[Dataset records]

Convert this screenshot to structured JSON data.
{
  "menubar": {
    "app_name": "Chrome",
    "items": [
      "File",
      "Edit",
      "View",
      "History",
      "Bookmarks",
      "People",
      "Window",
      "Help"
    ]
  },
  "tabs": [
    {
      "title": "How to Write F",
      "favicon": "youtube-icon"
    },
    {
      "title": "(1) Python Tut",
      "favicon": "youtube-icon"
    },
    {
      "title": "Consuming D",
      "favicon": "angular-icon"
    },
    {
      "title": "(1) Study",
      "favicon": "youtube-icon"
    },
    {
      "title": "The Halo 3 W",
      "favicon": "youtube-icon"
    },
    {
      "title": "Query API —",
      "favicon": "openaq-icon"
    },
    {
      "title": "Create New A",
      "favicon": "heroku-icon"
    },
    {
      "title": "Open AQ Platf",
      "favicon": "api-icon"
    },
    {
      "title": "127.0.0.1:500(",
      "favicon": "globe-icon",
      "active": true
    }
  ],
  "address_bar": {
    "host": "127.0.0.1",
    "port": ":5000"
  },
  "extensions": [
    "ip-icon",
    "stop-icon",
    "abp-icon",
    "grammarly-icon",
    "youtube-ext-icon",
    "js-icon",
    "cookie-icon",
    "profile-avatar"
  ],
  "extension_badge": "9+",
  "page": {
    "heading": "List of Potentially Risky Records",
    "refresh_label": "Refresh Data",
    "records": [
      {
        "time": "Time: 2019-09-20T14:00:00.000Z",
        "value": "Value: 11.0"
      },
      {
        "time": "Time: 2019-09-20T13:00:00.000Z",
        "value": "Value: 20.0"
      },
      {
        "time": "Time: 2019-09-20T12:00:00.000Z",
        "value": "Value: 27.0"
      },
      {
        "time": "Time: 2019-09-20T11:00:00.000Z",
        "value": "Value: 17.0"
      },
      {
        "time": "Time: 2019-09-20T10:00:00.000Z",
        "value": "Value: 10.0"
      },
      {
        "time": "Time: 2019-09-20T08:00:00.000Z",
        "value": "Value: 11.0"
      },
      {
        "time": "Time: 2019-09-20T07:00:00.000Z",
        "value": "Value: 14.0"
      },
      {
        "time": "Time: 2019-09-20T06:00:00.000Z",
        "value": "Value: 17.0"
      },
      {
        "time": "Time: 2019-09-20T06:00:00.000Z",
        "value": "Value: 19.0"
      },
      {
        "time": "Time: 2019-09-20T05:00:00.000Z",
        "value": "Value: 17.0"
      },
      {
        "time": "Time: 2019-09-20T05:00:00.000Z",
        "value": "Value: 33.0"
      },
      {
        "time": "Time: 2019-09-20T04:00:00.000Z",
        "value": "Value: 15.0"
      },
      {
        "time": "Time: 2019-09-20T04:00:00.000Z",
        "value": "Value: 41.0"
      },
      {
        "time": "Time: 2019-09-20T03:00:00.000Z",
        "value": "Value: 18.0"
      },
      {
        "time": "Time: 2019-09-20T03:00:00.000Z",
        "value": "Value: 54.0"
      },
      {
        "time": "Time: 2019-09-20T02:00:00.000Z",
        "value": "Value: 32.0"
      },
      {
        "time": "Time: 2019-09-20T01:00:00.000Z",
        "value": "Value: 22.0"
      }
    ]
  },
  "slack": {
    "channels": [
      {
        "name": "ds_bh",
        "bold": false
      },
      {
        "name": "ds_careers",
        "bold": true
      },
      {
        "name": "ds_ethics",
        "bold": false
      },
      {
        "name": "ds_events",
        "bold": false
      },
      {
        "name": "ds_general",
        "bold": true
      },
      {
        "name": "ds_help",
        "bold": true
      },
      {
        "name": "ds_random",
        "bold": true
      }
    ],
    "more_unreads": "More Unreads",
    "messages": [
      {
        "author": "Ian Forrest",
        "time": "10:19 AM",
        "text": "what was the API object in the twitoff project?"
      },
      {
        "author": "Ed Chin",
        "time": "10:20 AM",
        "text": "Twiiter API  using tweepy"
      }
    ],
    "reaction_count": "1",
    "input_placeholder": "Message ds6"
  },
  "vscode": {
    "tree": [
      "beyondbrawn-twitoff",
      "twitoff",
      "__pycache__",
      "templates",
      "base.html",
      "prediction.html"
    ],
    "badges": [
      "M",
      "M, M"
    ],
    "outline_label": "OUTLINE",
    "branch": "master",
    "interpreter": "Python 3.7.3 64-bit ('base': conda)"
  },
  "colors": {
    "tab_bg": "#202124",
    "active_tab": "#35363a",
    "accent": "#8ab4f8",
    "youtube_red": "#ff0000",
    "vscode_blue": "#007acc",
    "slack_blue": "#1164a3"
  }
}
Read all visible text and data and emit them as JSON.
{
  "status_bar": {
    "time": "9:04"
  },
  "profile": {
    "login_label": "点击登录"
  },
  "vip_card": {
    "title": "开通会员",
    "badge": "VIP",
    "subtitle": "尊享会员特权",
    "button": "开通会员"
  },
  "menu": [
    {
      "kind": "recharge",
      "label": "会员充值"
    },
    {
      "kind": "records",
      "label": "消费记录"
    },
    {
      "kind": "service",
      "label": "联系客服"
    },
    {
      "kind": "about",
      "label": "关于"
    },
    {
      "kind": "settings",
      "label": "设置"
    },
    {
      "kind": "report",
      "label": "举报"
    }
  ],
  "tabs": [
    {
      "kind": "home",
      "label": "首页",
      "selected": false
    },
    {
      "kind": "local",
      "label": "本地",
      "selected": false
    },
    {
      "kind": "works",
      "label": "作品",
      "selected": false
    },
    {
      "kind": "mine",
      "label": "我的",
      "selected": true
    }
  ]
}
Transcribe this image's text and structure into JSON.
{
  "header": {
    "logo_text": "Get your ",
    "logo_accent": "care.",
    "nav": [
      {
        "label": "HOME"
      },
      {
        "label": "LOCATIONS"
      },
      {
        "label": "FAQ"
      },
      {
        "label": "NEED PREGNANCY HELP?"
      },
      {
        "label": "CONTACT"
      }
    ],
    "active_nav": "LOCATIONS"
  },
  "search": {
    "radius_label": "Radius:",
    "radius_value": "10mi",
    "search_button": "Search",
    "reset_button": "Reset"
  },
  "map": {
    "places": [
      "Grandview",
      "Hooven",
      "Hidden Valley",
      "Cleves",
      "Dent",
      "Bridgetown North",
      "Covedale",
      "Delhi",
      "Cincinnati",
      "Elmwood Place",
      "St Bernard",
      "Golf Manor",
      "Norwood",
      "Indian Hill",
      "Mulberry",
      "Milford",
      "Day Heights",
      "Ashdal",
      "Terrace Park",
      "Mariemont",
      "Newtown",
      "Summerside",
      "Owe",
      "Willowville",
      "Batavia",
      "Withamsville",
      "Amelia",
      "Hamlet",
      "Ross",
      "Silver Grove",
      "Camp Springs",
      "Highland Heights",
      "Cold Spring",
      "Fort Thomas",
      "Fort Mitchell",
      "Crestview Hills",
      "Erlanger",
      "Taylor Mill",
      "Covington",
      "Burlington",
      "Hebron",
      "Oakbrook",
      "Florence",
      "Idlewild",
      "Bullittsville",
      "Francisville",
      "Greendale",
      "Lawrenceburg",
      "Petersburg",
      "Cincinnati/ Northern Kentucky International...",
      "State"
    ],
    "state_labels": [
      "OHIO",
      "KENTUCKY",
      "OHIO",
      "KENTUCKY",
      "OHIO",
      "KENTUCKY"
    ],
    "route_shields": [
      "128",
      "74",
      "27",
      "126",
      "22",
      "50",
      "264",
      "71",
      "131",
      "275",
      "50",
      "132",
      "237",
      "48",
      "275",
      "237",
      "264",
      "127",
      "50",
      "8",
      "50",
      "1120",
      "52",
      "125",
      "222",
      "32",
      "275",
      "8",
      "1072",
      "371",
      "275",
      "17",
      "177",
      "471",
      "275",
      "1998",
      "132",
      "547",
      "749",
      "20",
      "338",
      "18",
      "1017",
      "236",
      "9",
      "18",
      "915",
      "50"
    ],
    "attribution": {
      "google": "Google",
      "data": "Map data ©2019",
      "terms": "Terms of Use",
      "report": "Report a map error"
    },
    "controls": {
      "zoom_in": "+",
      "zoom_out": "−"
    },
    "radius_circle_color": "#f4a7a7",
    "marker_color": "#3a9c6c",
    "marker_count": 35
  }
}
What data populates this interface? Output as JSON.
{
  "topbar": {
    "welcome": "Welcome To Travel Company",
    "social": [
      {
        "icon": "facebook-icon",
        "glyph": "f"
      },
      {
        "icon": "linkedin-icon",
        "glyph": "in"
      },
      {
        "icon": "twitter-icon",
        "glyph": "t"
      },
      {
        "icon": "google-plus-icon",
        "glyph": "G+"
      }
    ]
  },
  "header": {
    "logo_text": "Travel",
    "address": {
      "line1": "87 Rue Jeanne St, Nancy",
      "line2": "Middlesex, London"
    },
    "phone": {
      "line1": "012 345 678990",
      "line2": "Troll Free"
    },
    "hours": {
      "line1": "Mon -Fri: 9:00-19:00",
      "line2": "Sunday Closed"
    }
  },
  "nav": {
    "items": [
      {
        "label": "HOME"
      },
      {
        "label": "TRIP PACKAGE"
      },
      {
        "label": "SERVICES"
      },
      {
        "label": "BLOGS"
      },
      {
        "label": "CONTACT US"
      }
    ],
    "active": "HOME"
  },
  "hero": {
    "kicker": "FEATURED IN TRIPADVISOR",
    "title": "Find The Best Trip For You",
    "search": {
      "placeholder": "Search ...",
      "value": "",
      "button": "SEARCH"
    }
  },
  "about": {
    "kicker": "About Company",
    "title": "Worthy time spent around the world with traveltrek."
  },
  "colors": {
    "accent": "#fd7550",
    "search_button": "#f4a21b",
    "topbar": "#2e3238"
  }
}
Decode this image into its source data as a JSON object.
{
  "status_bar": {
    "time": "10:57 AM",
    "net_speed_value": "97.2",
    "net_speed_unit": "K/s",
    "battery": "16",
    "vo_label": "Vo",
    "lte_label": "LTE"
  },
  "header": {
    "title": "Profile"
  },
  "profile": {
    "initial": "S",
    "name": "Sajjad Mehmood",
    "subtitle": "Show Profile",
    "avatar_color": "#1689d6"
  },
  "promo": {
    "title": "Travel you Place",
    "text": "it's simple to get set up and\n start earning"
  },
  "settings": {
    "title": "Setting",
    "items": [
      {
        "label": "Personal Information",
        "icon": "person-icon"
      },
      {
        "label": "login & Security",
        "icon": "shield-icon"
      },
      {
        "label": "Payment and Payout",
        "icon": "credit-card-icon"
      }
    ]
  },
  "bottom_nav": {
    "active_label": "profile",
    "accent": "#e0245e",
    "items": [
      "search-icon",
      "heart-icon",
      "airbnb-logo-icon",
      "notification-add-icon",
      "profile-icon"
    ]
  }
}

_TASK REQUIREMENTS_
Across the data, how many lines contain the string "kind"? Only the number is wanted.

_RESULT FOR THIS TASK_
10